We’re very happy with the crew we have too. We found an excellent 1st AD with plenty of experience. She’s organized and hardworking and is taking quite a load off us during preproduction. We also have a production designer this time around. That will make a big difference. Visually, IIR is adequate, but it could be a lot better. Some of that has to do with the lack of set dressings. We didn’t have anyone dedicated to that job. We’ve got an ambitious, young hair and make up artist, a good sound recorder and some good PAs. We have a gaffer this time too, Cooper’s fiancé, Jimmy. It’s going to be fun having him on set.

Speaking of which, Jimmy and Cooper have been planning their wedding throughout the preproduction process. Simply amazing. I don’t know how Coop does. If I go to the bank and the dry cleaner in the same day, I need a nap! Their wedding is two weeks from today. I’m really looking forward to it. They’re two terrific people and really good together. I’m also going to be shooting footage on the second camera for their wedding video. Now I can add “Second Unit Camera Operator” to my resume.

So, there you have it. You’re up to date and know when the shooting starts. I will try to be better about posting. I know my fans eagerly anticipate these posts. Both of you.

Shot List and Storyboards

I’ve done enough whining in my recent posts.  Time to get back to filmmaking.  With the start of production exactly four weeks from today, it’s time to get down to business.  I’ve been spending this week working on my shot list and storyboards.  Both are essential tools to facilitate the shoot.

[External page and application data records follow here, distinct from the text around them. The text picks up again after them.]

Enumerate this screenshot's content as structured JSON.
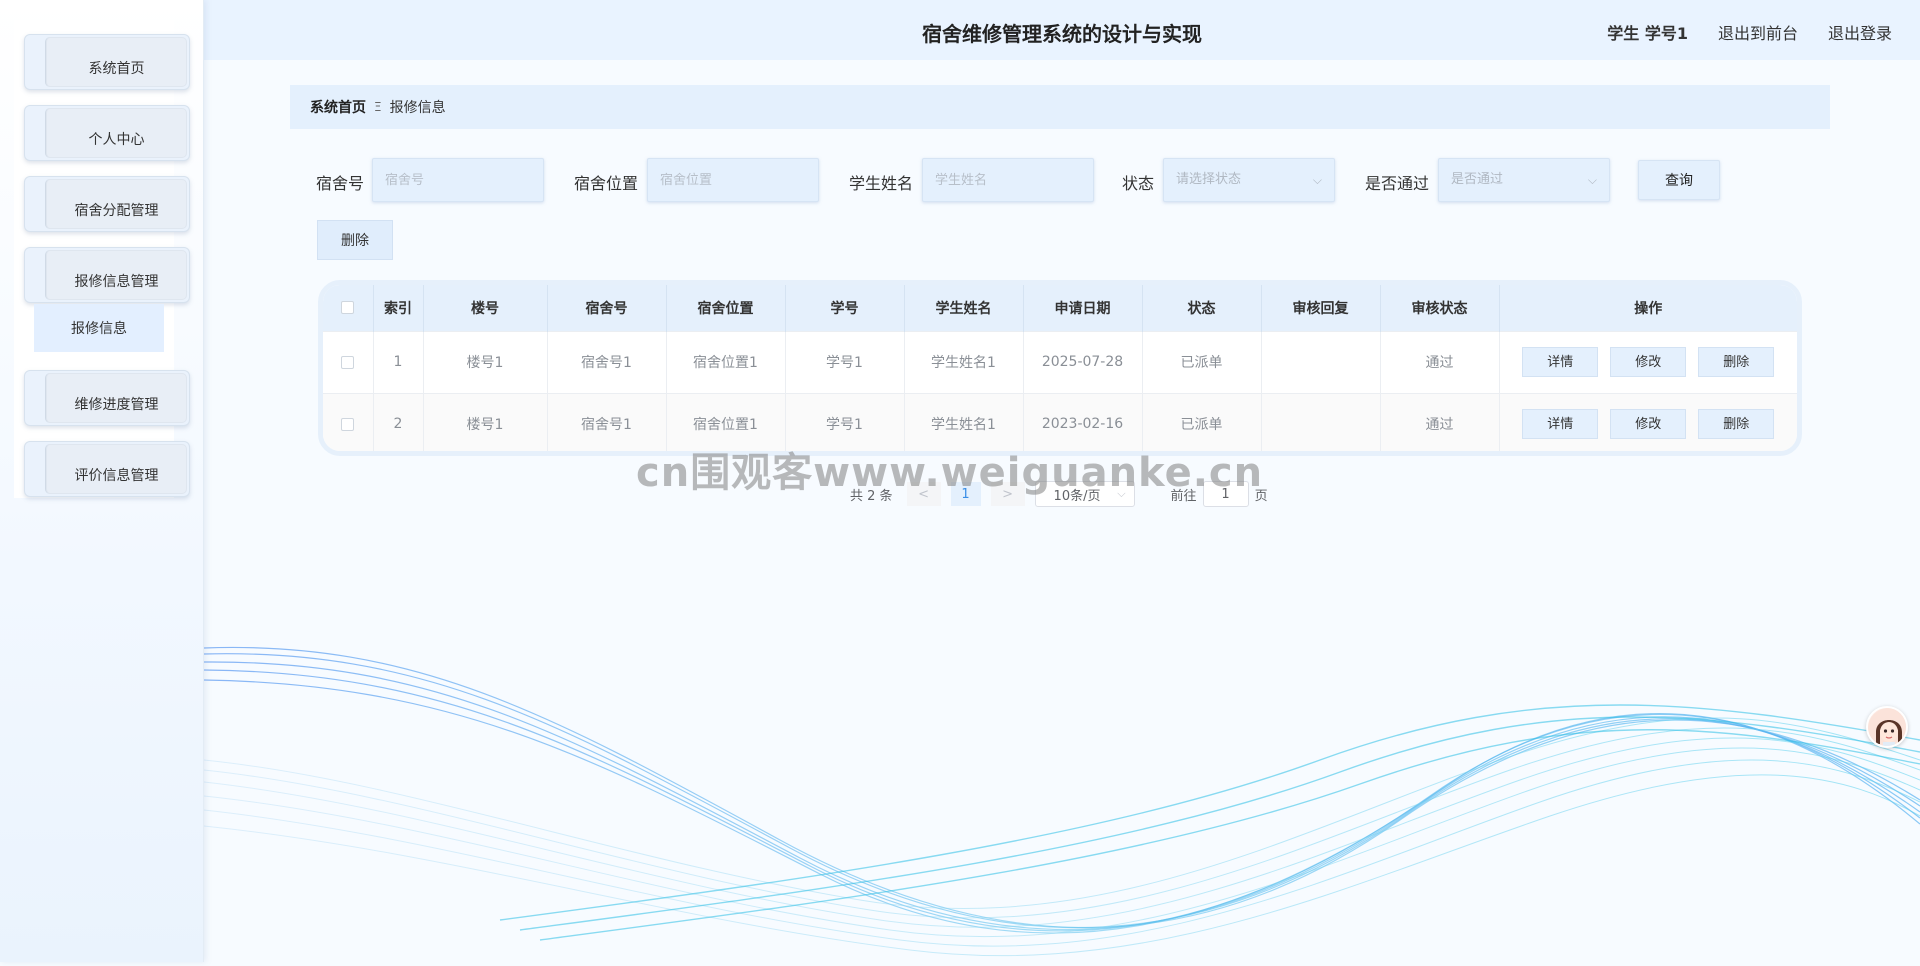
{
  "header": {
    "title": "宿舍维修管理系统的设计与实现",
    "user": "学生 学号1",
    "to_front": "退出到前台",
    "logout": "退出登录"
  },
  "sidebar": {
    "items": [
      {
        "label": "系统首页"
      },
      {
        "label": "个人中心"
      },
      {
        "label": "宿舍分配管理"
      },
      {
        "label": "报修信息管理"
      },
      {
        "label": "维修进度管理"
      },
      {
        "label": "评价信息管理"
      }
    ],
    "submenu": {
      "label": "报修信息"
    }
  },
  "breadcrumb": {
    "home": "系统首页",
    "separator": "Ξ",
    "current": "报修信息"
  },
  "search": {
    "dorm_no_label": "宿舍号",
    "dorm_no_placeholder": "宿舍号",
    "dorm_loc_label": "宿舍位置",
    "dorm_loc_placeholder": "宿舍位置",
    "student_name_label": "学生姓名",
    "student_name_placeholder": "学生姓名",
    "status_label": "状态",
    "status_placeholder": "请选择状态",
    "passed_label": "是否通过",
    "passed_placeholder": "是否通过",
    "query_button": "查询"
  },
  "actions": {
    "delete_button": "删除"
  },
  "table": {
    "headers": [
      "索引",
      "楼号",
      "宿舍号",
      "宿舍位置",
      "学号",
      "学生姓名",
      "申请日期",
      "状态",
      "审核回复",
      "审核状态",
      "操作"
    ],
    "rows": [
      {
        "index": "1",
        "building": "楼号1",
        "dorm_no": "宿舍号1",
        "dorm_loc": "宿舍位置1",
        "student_no": "学号1",
        "student_name": "学生姓名1",
        "date": "2025-07-28",
        "status": "已派单",
        "reply": "",
        "review_status": "通过"
      },
      {
        "index": "2",
        "building": "楼号1",
        "dorm_no": "宿舍号1",
        "dorm_loc": "宿舍位置1",
        "student_no": "学号1",
        "student_name": "学生姓名1",
        "date": "2023-02-16",
        "status": "已派单",
        "reply": "",
        "review_status": "通过"
      }
    ],
    "op_detail": "详情",
    "op_edit": "修改",
    "op_delete": "删除"
  },
  "pagination": {
    "total": "共 2 条",
    "prev": "<",
    "current_page": "1",
    "next": ">",
    "page_size": "10条/页",
    "goto_prefix": "前往",
    "goto_value": "1",
    "goto_suffix": "页"
  },
  "watermark": "cn围观客www.weiguanke.cn",
  "colors": {
    "accent": "#e4f0fd",
    "header_bg": "#e9f3ff",
    "wave_blue": "#3d8ee8",
    "wave_cyan": "#35c6e8"
  }
}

Most people are familiar with storyboards.  They’re drawings laid out in panels like a comic strip, depicting the shot by shot action of a scene.  They are vital in designing action scenes that contain stunts.  My film, a romantic comedy, has no heavy action.  Nevertheless, my editor has requested I do storyboards.  They will be very helpful in giving him an idea of how he will put the film together and in making sure we get the necessary footage.

It’s funny because although I am a multitalented person, drawing is not among those skills.  Productions with more money hire professional artists who draw beautiful, detailed storyboards.  We don’t have the budget for that, so it’s me scratching out stick figures. They look terrible, but they are effective in picturing what the scene will look like and how we need to set up the camera.

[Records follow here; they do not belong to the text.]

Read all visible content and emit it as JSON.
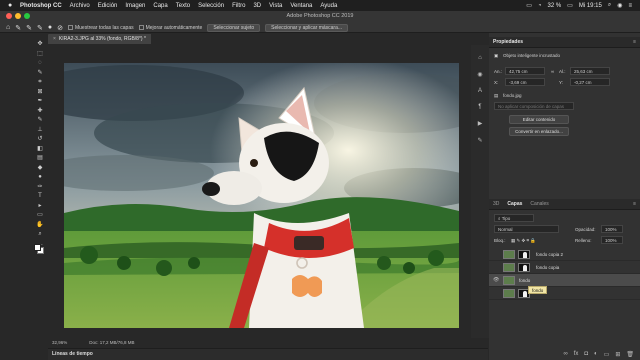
{
  "menubar": {
    "apple": "",
    "items": [
      "Photoshop CC",
      "Archivo",
      "Edición",
      "Imagen",
      "Capa",
      "Texto",
      "Selección",
      "Filtro",
      "3D",
      "Vista",
      "Ventana",
      "Ayuda"
    ],
    "battery": "32 %",
    "clock": "Mi 19:15"
  },
  "window": {
    "title": "Adobe Photoshop CC 2019"
  },
  "options": {
    "sample_all_layers": "Muestrear todas las capas",
    "auto_enhance": "Mejorar automáticamente",
    "select_subject": "Seleccionar sujeto",
    "select_and_mask": "Seleccionar y aplicar máscara..."
  },
  "document": {
    "tab_label": "KIRA2-3.JPG al 33% (fondo, RGB/8*) *",
    "close": "×"
  },
  "status": {
    "zoom": "32,96%",
    "doc_size": "Doc: 17,2 MB/76,8 MB"
  },
  "timeline": {
    "label": "Líneas de tiempo"
  },
  "properties": {
    "title": "Propiedades",
    "object_type": "Objeto inteligente incrustado",
    "width_label": "An.:",
    "width_value": "42,75 cm",
    "height_label": "Al.:",
    "height_value": "25,63 cm",
    "x_label": "X:",
    "x_value": "-3,69 cm",
    "y_label": "Y:",
    "y_value": "-0,27 cm",
    "file_name": "fondo.jpg",
    "comp_placeholder": "No aplicar composición de capas",
    "edit_contents": "Editar contenido",
    "convert_to_linked": "Convertir en enlazado..."
  },
  "layers": {
    "tabs": [
      "3D",
      "Capas",
      "Canales"
    ],
    "kind": "Tipo",
    "blend_mode": "Normal",
    "opacity_label": "Opacidad:",
    "opacity": "100%",
    "lock_label": "Bloq.:",
    "fill_label": "Relleno:",
    "fill": "100%",
    "items": [
      {
        "name": "fondo copia 2",
        "selected": false
      },
      {
        "name": "fondo copia",
        "selected": false
      },
      {
        "name": "fondo",
        "selected": true
      },
      {
        "name": "",
        "selected": false
      }
    ],
    "tooltip": "fondo"
  },
  "colors": {
    "accent": "#1473e6",
    "panel_bg": "#323232",
    "app_bg": "#282828"
  }
}
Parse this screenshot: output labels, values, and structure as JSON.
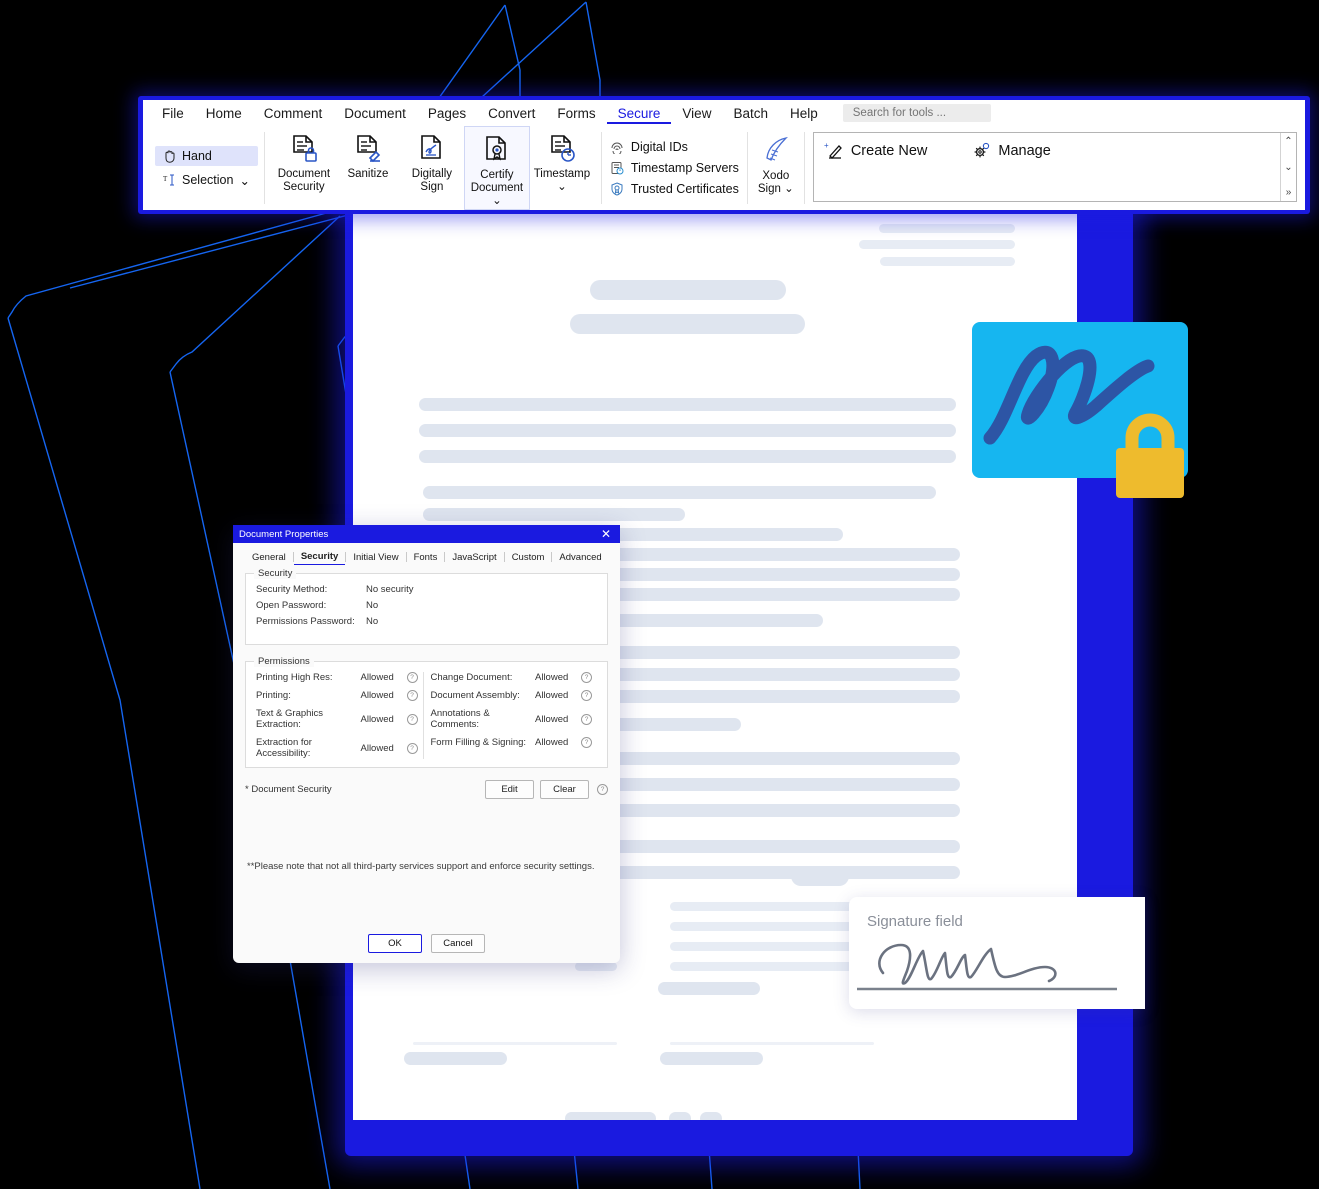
{
  "app": {
    "menu": [
      {
        "label": "File",
        "active": false
      },
      {
        "label": "Home",
        "active": false
      },
      {
        "label": "Comment",
        "active": false
      },
      {
        "label": "Document",
        "active": false
      },
      {
        "label": "Pages",
        "active": false
      },
      {
        "label": "Convert",
        "active": false
      },
      {
        "label": "Forms",
        "active": false
      },
      {
        "label": "Secure",
        "active": true
      },
      {
        "label": "View",
        "active": false
      },
      {
        "label": "Batch",
        "active": false
      },
      {
        "label": "Help",
        "active": false
      }
    ],
    "search": {
      "placeholder": "Search for tools ...",
      "value": ""
    }
  },
  "ribbon": {
    "modes": [
      {
        "label": "Hand",
        "icon": "hand-icon",
        "selected": true
      },
      {
        "label": "Selection",
        "icon": "text-select-icon",
        "selected": false,
        "caret": "⌄"
      }
    ],
    "tools": [
      {
        "line1": "Document",
        "line2": "Security",
        "icon": "document-lock-icon",
        "boxed": false
      },
      {
        "line1": "Sanitize",
        "line2": "",
        "icon": "document-eraser-icon",
        "boxed": false
      },
      {
        "line1": "Digitally",
        "line2": "Sign",
        "icon": "document-signature-icon",
        "boxed": false
      },
      {
        "line1": "Certify",
        "line2": "Document ⌄",
        "icon": "document-badge-icon",
        "boxed": true
      },
      {
        "line1": "Timestamp",
        "line2": "⌄",
        "icon": "document-clock-icon",
        "boxed": false
      }
    ],
    "small_items": [
      {
        "label": "Digital IDs",
        "icon": "fingerprint-icon"
      },
      {
        "label": "Timestamp Servers",
        "icon": "server-clock-icon"
      },
      {
        "label": "Trusted Certificates",
        "icon": "shield-certificate-icon"
      }
    ],
    "xodo_sign": {
      "line1": "Xodo",
      "line2": "Sign ⌄",
      "icon": "quill-icon"
    },
    "gallery": [
      {
        "label": "Create New",
        "icon": "create-new-signature-icon"
      },
      {
        "label": "Manage",
        "icon": "gear-icon"
      }
    ],
    "scroller": {
      "up": "⌃",
      "down": "⌄",
      "more": "»"
    }
  },
  "dialog": {
    "title": "Document Properties",
    "close_icon": "close-icon",
    "tabs": [
      {
        "label": "General",
        "selected": false
      },
      {
        "label": "Security",
        "selected": true
      },
      {
        "label": "Initial View",
        "selected": false
      },
      {
        "label": "Fonts",
        "selected": false
      },
      {
        "label": "JavaScript",
        "selected": false
      },
      {
        "label": "Custom",
        "selected": false
      },
      {
        "label": "Advanced",
        "selected": false
      }
    ],
    "security": {
      "legend": "Security",
      "rows": [
        {
          "key": "Security Method:",
          "value": "No security"
        },
        {
          "key": "Open Password:",
          "value": "No"
        },
        {
          "key": "Permissions Password:",
          "value": "No"
        }
      ]
    },
    "permissions": {
      "legend": "Permissions",
      "left": [
        {
          "key": "Printing High Res:",
          "value": "Allowed"
        },
        {
          "key": "Printing:",
          "value": "Allowed"
        },
        {
          "key": "Text & Graphics Extraction:",
          "value": "Allowed"
        },
        {
          "key": "Extraction for Accessibility:",
          "value": "Allowed"
        }
      ],
      "right": [
        {
          "key": "Change Document:",
          "value": "Allowed"
        },
        {
          "key": "Document Assembly:",
          "value": "Allowed"
        },
        {
          "key": "Annotations & Comments:",
          "value": "Allowed"
        },
        {
          "key": "Form Filling & Signing:",
          "value": "Allowed"
        }
      ],
      "help_glyph": "?"
    },
    "document_security": {
      "label": "* Document Security",
      "edit_label": "Edit",
      "clear_label": "Clear"
    },
    "note": "**Please note that not all third-party services support and enforce security settings.",
    "ok_label": "OK",
    "cancel_label": "Cancel"
  },
  "signature_card": {
    "title": "Signature field",
    "signature_icon": "handwritten-signature-icon"
  },
  "badge": {
    "signature_icon": "signature-squiggle-icon",
    "lock_icon": "padlock-icon"
  },
  "colors": {
    "brand_blue": "#1a1ae0",
    "cyan": "#16b6f0",
    "signature_navy": "#2d55a5",
    "lock_yellow": "#eebb2d",
    "skeleton": "#dfe5ef",
    "page_white": "#ffffff"
  }
}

A shot list is exactly what it sounds like.  It is a list of each shot we will capture in a scene, the type i.e. wide, medium, close up, etc., angle, any pans, zooms or moves and a description of the action.  When you watch a film,  you see a serious of individual shots that were put together by an editor.  In a good movie, they cut together so smoothly, you don’t notice.  That’s the number one sign of good editing.  There are many shots and each one is planned ahead of time by the director.  It’s a big job.

The reason is that the shots are not arbitrarily chosen.  There is what is known as “standard coverage”.  For example, in a dialogue scene, you would shoot a two shot of both actors, and then an “over the shoulder” shot or close up of each one.  It could then be cut together showing either both actors, or either one speaking or reacting.  It’s effective, but boring and lacks creativity.  The way to do it is to analyze each scene in minute detail, finding the moment to moment essence, the subtext, what each character is really doing.  Then, the shots are designed to convey that information to the audience.  The most important information has to be made crystal clear, even if it’s on a subconscious level.  That is the challenge the director faces.  Choosing the individual shots and then putting them together to tell the story in a coherent manner.

It’s going well.  I watch films over and over, studying and analyzing scenes in great detail.  It’s a terrific way to learn techniques.  I also have the ability to visualize what my film will look like.  I’ve already seen it in my mind.  Now, I’ve got to get it on the screen.  I intend to be fully prepared but open to any inspirations that may occur once on set.

I’ve already visited my main location twice and my movie theater once.  I’ve got dozens of photos of my sets to aid me in the process.  Something that I find fascinating is how my idol, Woody Allen works.  He never looks at his sets ahead of time and does not make a shot list or storyboards.  He shows up without a single preplanned idea of what he will shoot or how he will shoot it.

This is very rare among directors.  Even the very best tend to prepare.  It’s really amazing that he can work that way.  It’s something I think would be cool to try someday as an experiment.  But not now.  The fact that I’m directing at all is a big enough experiment.  I’ll wait until I have a considerable amount of experience before I think about trying to do it Woody’s way.

Well, back to work for me.  I’ve got stick figures to draw.